The article states that the federal minimum wage of $7.25 per hour has largely become meaningless. That’s because “even most teenagers are earning twice that.”
What? That’s impossible! Haven’t liberals/progressives told us for decades that without a minimum wage, greedy, rapacious, capitalist employers would drive wages down to mere subsistence levels?
If that’s true, then what’s up with those wages that employers are paying teenagers that are twice what the law requires them to pay? If the liberals/progressives are right, wouldn’t employers be paying teenagers $7.25 per hour or, in the absence of the minimum wage, just a few dollars per hour?
The Times writes:
Under New Hampshire law, Janette Desmond can pay the employees who scoop ice cream and cut fudge at her Portsmouth sweet shop as little as $7.25 an hour.
But with the state unemployment rate under 2 percent, the dynamics of supply and demand trump the minimum wage: At Ms. Desmond’s store, teenagers working their first summer jobs earn at least $14 an hour.
“I could take a billboard out on I-95 saying we’re hiring, $7.25 an hour,” Ms. Desmond said. “You know who would apply? Nobody. You couldn’t hire anybody at $7.25 an hour.”
So, there you have it — total embarrassment for the liberal/progressive advocates of the minimum wage.
So, what explains this phenomenon? Is it because liberals/progressives have been wrong all these decades about the greedy, self-interested sentiments of employers? Could it be that American employers have actually been benevolent, good, caring advocates of the poor, needy, and disadvantaged? Could it be that they are paying twice the minimum wage as a voluntary donation just to help out teenagers?
Actually not. The reason that those employers are paying twice the mandated minimum is because of market conditions. Labor is scarce and demand for labor is high. And business is booming.
In other words, employers need workers, and there is not a big supply of workers. When that happens, wage rates are bid up through the competition between employers for workers. It’s the natural economic law of supply and demand that drives wages upward, not the artificial man-made law of a minimum-wage mandate.
In fact, the Times’ article actually points this out: “The red-hot labor market of the past two years has led to rapid pay increases, particularly in retail, hospitality and other low-wage industries.

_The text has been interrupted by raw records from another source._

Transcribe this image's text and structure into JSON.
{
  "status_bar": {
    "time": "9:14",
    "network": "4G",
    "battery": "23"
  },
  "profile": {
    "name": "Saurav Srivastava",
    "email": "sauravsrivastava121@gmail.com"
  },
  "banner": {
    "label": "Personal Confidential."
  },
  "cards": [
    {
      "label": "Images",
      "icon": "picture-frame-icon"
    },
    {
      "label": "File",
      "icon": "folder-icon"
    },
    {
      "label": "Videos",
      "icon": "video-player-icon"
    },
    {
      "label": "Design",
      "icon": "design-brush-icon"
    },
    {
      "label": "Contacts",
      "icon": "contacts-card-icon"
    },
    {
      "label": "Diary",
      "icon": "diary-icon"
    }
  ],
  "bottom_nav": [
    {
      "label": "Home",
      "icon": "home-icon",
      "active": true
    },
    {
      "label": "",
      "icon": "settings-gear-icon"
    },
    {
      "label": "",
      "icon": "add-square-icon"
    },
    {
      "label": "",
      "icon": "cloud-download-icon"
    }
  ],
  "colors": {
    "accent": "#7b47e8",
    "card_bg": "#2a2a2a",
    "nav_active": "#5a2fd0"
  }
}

It has also rendered the minimum wage increasingly meaningless.”
The problem, however, is that the minimum wage is not entirely meaningless. It actually can still be very destructive.
That’s because of the economic principle of subjective value. Even in a red-hot labor market, where wages are soaring, there exists the possibility that employers will subjectively place a value of only, say, $5 per hour on a particular worker. The $7.25 minimum wage prevents employers from hiring that worker. He is forced to remain unemployed, which means he goes on welfare or into the drug trade. The principle becomes more pronounced if the minimum wage is set higher, such as $15 per hour, as liberals/progressives advocate.

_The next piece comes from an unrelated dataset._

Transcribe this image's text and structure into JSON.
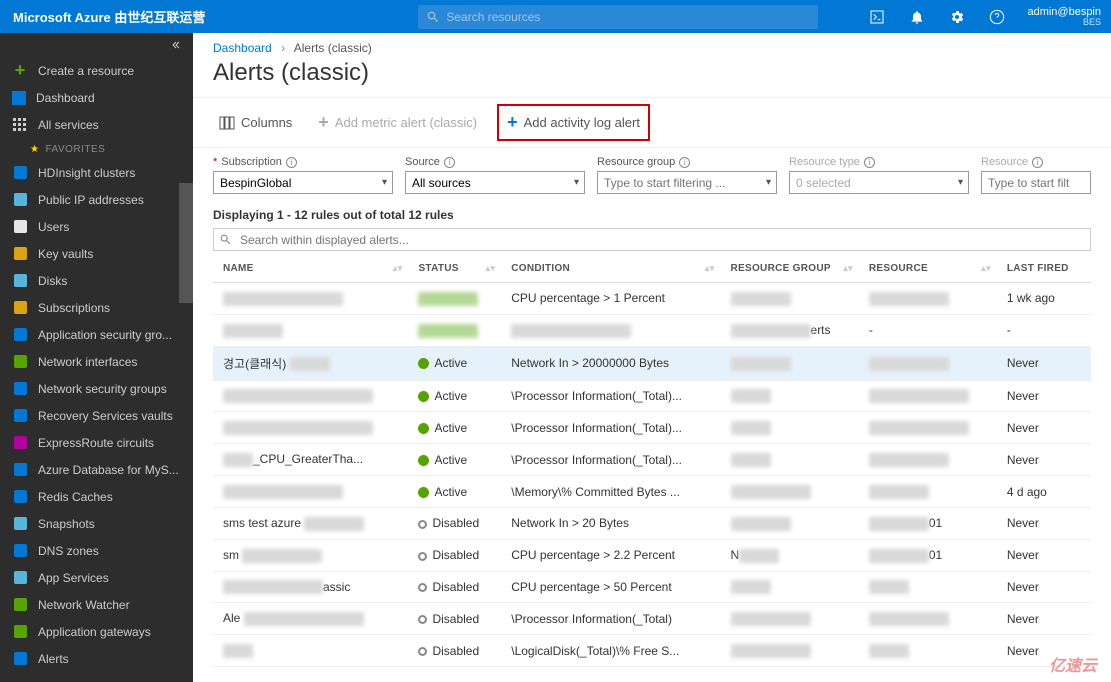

Among the best things Americans could ever do is repeal the minimum wage, not only because it has become increasingly meaningless but also because it remains potentially destructive to workers whose labor is valued in the marketplace at less than the governmentally set minimum.